----- Data records -----

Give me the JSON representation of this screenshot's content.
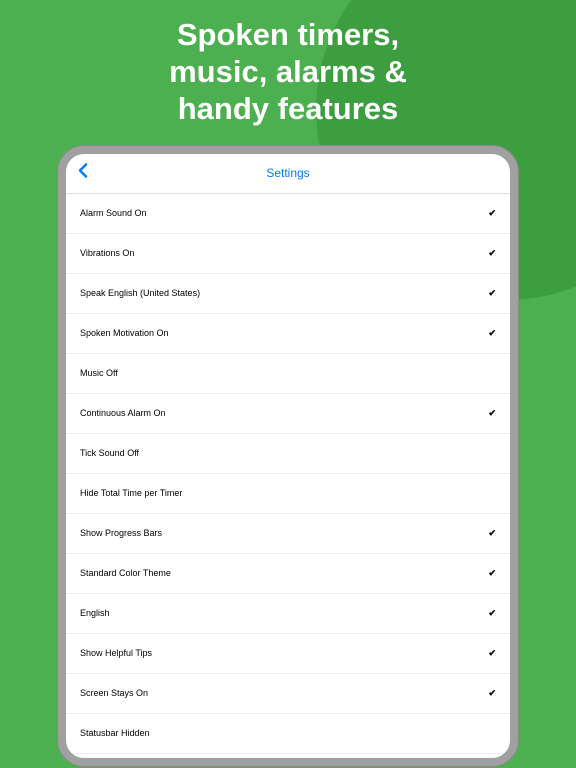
{
  "marketing": {
    "headline_line1": "Spoken timers,",
    "headline_line2": "music, alarms &",
    "headline_line3": "handy features"
  },
  "nav": {
    "title": "Settings"
  },
  "settings": [
    {
      "label": "Alarm Sound On",
      "checked": true
    },
    {
      "label": "Vibrations On",
      "checked": true
    },
    {
      "label": "Speak English (United States)",
      "checked": true
    },
    {
      "label": "Spoken Motivation On",
      "checked": true
    },
    {
      "label": "Music Off",
      "checked": false
    },
    {
      "label": "Continuous Alarm On",
      "checked": true
    },
    {
      "label": "Tick Sound Off",
      "checked": false
    },
    {
      "label": "Hide Total Time per Timer",
      "checked": false
    },
    {
      "label": "Show Progress Bars",
      "checked": true
    },
    {
      "label": "Standard Color Theme",
      "checked": true
    },
    {
      "label": "English",
      "checked": true
    },
    {
      "label": "Show Helpful Tips",
      "checked": true
    },
    {
      "label": "Screen Stays On",
      "checked": true
    },
    {
      "label": "Statusbar Hidden",
      "checked": false
    }
  ]
}
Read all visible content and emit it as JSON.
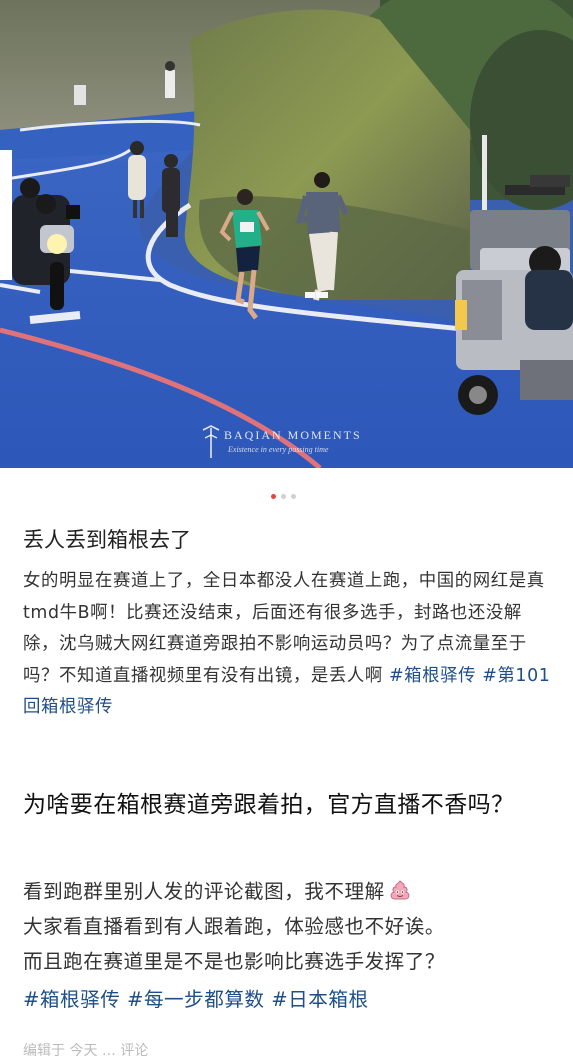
{
  "photo": {
    "watermark_brand": "BAQIAN MOMENTS",
    "watermark_tagline": "Existence in every passing time"
  },
  "carousel": {
    "count": 3,
    "active": 0
  },
  "post1": {
    "title": "丢人丢到箱根去了",
    "body": "女的明显在赛道上了，全日本都没人在赛道上跑，中国的网红是真tmd牛B啊！比赛还没结束，后面还有很多选手，封路也还没解除，沈乌贼大网红赛道旁跟拍不影响运动员吗？为了点流量至于吗？不知道直播视频里有没有出镜，是丢人啊",
    "tags": [
      "#箱根驿传",
      "#第101回箱根驿传"
    ]
  },
  "post2": {
    "title": "为啥要在箱根赛道旁跟着拍，官方直播不香吗？",
    "line1": "看到跑群里别人发的评论截图，我不理解",
    "line2": "大家看直播看到有人跟着跑，体验感也不好诶。",
    "line3": "而且跑在赛道里是不是也影响比赛选手发挥了？",
    "tags": [
      "#箱根驿传",
      "#每一步都算数",
      "#日本箱根"
    ]
  },
  "footer": {
    "text": "编辑于 今天 … 评论"
  },
  "colors": {
    "hashtag": "#1f4f86",
    "dot_active": "#e8453c",
    "dot_inactive": "#d0d0d0"
  }
}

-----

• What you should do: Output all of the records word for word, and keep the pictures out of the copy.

• Task response:
Give me the JSON representation of this screenshot's content.
{
  "marketing": {
    "headline_line1": "Spoken timers,",
    "headline_line2": "music, alarms &",
    "headline_line3": "handy features"
  },
  "nav": {
    "title": "Settings"
  },
  "settings": [
    {
      "label": "Alarm Sound On",
      "checked": true
    },
    {
      "label": "Vibrations On",
      "checked": true
    },
    {
      "label": "Speak English (United States)",
      "checked": true
    },
    {
      "label": "Spoken Motivation On",
      "checked": true
    },
    {
      "label": "Music Off",
      "checked": false
    },
    {
      "label": "Continuous Alarm On",
      "checked": true
    },
    {
      "label": "Tick Sound Off",
      "checked": false
    },
    {
      "label": "Hide Total Time per Timer",
      "checked": false
    },
    {
      "label": "Show Progress Bars",
      "checked": true
    },
    {
      "label": "Standard Color Theme",
      "checked": true
    },
    {
      "label": "English",
      "checked": true
    },
    {
      "label": "Show Helpful Tips",
      "checked": true
    },
    {
      "label": "Screen Stays On",
      "checked": true
    },
    {
      "label": "Statusbar Hidden",
      "checked": false
    }
  ]
}
Read all visible content and emit it as JSON.
{
  "photo": {
    "watermark_brand": "BAQIAN MOMENTS",
    "watermark_tagline": "Existence in every passing time"
  },
  "carousel": {
    "count": 3,
    "active": 0
  },
  "post1": {
    "title": "丢人丢到箱根去了",
    "body": "女的明显在赛道上了，全日本都没人在赛道上跑，中国的网红是真tmd牛B啊！比赛还没结束，后面还有很多选手，封路也还没解除，沈乌贼大网红赛道旁跟拍不影响运动员吗？为了点流量至于吗？不知道直播视频里有没有出镜，是丢人啊",
    "tags": [
      "#箱根驿传",
      "#第101回箱根驿传"
    ]
  },
  "post2": {
    "title": "为啥要在箱根赛道旁跟着拍，官方直播不香吗？",
    "line1": "看到跑群里别人发的评论截图，我不理解",
    "line2": "大家看直播看到有人跟着跑，体验感也不好诶。",
    "line3": "而且跑在赛道里是不是也影响比赛选手发挥了？",
    "tags": [
      "#箱根驿传",
      "#每一步都算数",
      "#日本箱根"
    ]
  },
  "footer": {
    "text": "编辑于 今天 … 评论"
  },
  "colors": {
    "hashtag": "#1f4f86",
    "dot_active": "#e8453c",
    "dot_inactive": "#d0d0d0"
  }
}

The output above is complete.